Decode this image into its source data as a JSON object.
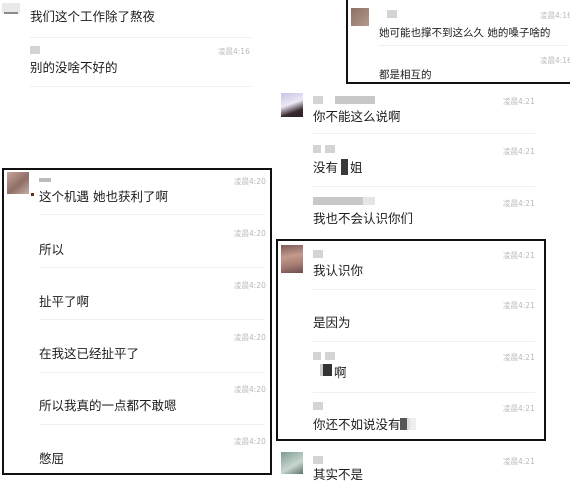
{
  "messages": {
    "m1": {
      "text": "我们这个工作除了熬夜"
    },
    "m2": {
      "time": "凌晨4:16",
      "text": "别的没啥不好的"
    },
    "m3": {
      "time": "凌晨4:16",
      "text": "她可能也撑不到这么久 她的嗓子啥的"
    },
    "m4": {
      "time": "凌晨4:16",
      "text": "都是相互的"
    },
    "m5": {
      "time": "凌晨4:21",
      "text": "你不能这么说啊"
    },
    "m6": {
      "time": "凌晨4:21",
      "text_a": "没有",
      "text_b": "姐"
    },
    "m7": {
      "time": "凌晨4:21",
      "text": "我也不会认识你们"
    },
    "m8": {
      "time": "凌晨4:21",
      "text": "我认识你"
    },
    "m9": {
      "time": "凌晨4:21",
      "text": "是因为"
    },
    "m10": {
      "time": "凌晨4:21",
      "text": "啊"
    },
    "m11": {
      "time": "凌晨4:21",
      "text": "你还不如说没有"
    },
    "m12": {
      "time": "凌晨4:21",
      "text": "其实不是"
    },
    "l1": {
      "time": "凌晨4:20",
      "text": "这个机遇 她也获利了啊"
    },
    "l2": {
      "time": "凌晨4:20",
      "text": "所以"
    },
    "l3": {
      "time": "凌晨4:20",
      "text": "扯平了啊"
    },
    "l4": {
      "time": "凌晨4:20",
      "text": "在我这已经扯平了"
    },
    "l5": {
      "time": "凌晨4:20",
      "text": "所以我真的一点都不敢嗯"
    },
    "l6": {
      "time": "凌晨4:20",
      "text": "憋屈"
    }
  },
  "colors": {
    "frame": "#111111",
    "timestamp": "#b9b9b9",
    "text": "#1c1c1c"
  }
}
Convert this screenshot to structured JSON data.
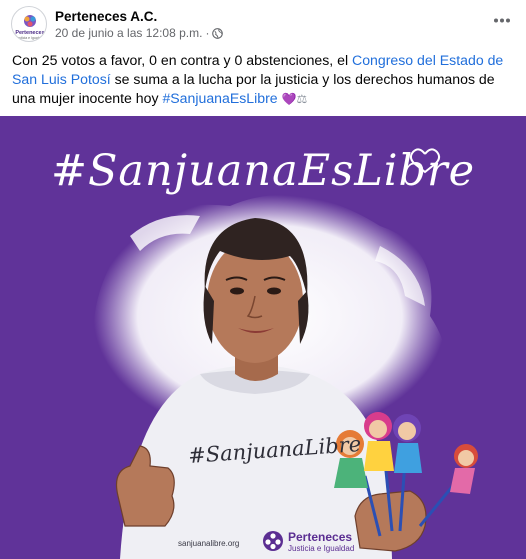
{
  "post": {
    "author": "Perteneces A.C.",
    "date": "20 de junio a las 12:08 p.m.",
    "separator": "·",
    "text_intro": "Con 25 votos a favor, 0 en contra y 0 abstenciones, el ",
    "text_link": "Congreso del Estado de San Luis Potosí",
    "text_middle": " se suma a la lucha por la justicia y los derechos humanos de una mujer inocente hoy ",
    "hashtag": "#SanjuanaEsLibre",
    "emoji_heart": "💜",
    "emoji_scale": "⚖"
  },
  "avatar": {
    "name": "Perteneces",
    "tagline": "Justicia e Igualdad"
  },
  "image": {
    "title": "#SanjuanaEsLibre",
    "shirt_text": "#SanjuanaLibre",
    "website": "sanjuanalibre.org",
    "org_name": "Perteneces",
    "org_tagline": "Justicia e Igualdad"
  },
  "icons": {
    "privacy": "globe-icon",
    "menu": "more-options-icon"
  },
  "colors": {
    "link": "#216fdb",
    "purple": "#5b2e92",
    "meta": "#65676b"
  }
}
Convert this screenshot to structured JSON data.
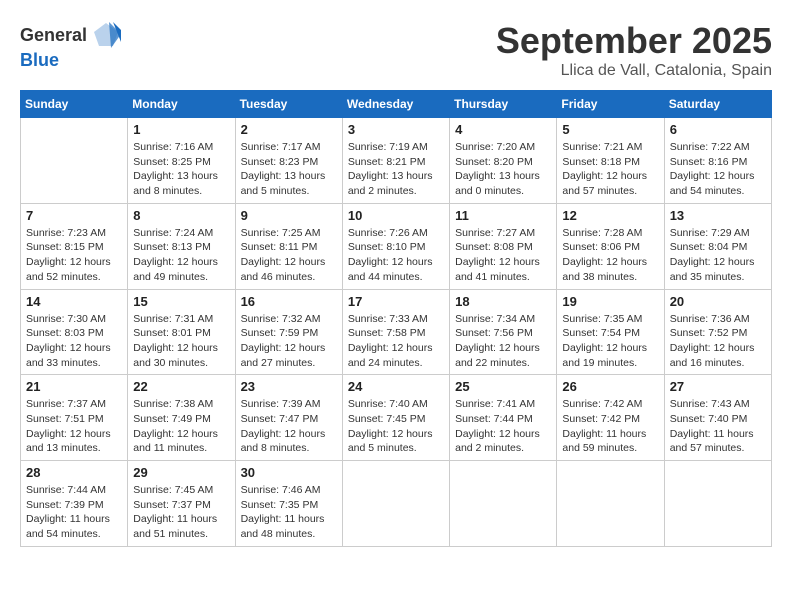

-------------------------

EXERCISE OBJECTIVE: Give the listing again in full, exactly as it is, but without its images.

ANSWER TO THE EXERCISE:
Decode this image into its source data as a JSON object.
{
  "messages": {
    "m1": {
      "text": "我们这个工作除了熬夜"
    },
    "m2": {
      "time": "凌晨4:16",
      "text": "别的没啥不好的"
    },
    "m3": {
      "time": "凌晨4:16",
      "text": "她可能也撑不到这么久 她的嗓子啥的"
    },
    "m4": {
      "time": "凌晨4:16",
      "text": "都是相互的"
    },
    "m5": {
      "time": "凌晨4:21",
      "text": "你不能这么说啊"
    },
    "m6": {
      "time": "凌晨4:21",
      "text_a": "没有",
      "text_b": "姐"
    },
    "m7": {
      "time": "凌晨4:21",
      "text": "我也不会认识你们"
    },
    "m8": {
      "time": "凌晨4:21",
      "text": "我认识你"
    },
    "m9": {
      "time": "凌晨4:21",
      "text": "是因为"
    },
    "m10": {
      "time": "凌晨4:21",
      "text": "啊"
    },
    "m11": {
      "time": "凌晨4:21",
      "text": "你还不如说没有"
    },
    "m12": {
      "time": "凌晨4:21",
      "text": "其实不是"
    },
    "l1": {
      "time": "凌晨4:20",
      "text": "这个机遇 她也获利了啊"
    },
    "l2": {
      "time": "凌晨4:20",
      "text": "所以"
    },
    "l3": {
      "time": "凌晨4:20",
      "text": "扯平了啊"
    },
    "l4": {
      "time": "凌晨4:20",
      "text": "在我这已经扯平了"
    },
    "l5": {
      "time": "凌晨4:20",
      "text": "所以我真的一点都不敢嗯"
    },
    "l6": {
      "time": "凌晨4:20",
      "text": "憋屈"
    }
  },
  "colors": {
    "frame": "#111111",
    "timestamp": "#b9b9b9",
    "text": "#1c1c1c"
  }
}
Convert this screenshot to structured JSON data.
{
  "post": {
    "author": "Perteneces A.C.",
    "date": "20 de junio a las 12:08 p.m.",
    "separator": "·",
    "text_intro": "Con 25 votos a favor, 0 en contra y 0 abstenciones, el ",
    "text_link": "Congreso del Estado de San Luis Potosí",
    "text_middle": " se suma a la lucha por la justicia y los derechos humanos de una mujer inocente hoy ",
    "hashtag": "#SanjuanaEsLibre",
    "emoji_heart": "💜",
    "emoji_scale": "⚖"
  },
  "avatar": {
    "name": "Perteneces",
    "tagline": "Justicia e Igualdad"
  },
  "image": {
    "title": "#SanjuanaEsLibre",
    "shirt_text": "#SanjuanaLibre",
    "website": "sanjuanalibre.org",
    "org_name": "Perteneces",
    "org_tagline": "Justicia e Igualdad"
  },
  "icons": {
    "privacy": "globe-icon",
    "menu": "more-options-icon"
  },
  "colors": {
    "link": "#216fdb",
    "purple": "#5b2e92",
    "meta": "#65676b"
  }
}
Convert this screenshot to structured JSON data.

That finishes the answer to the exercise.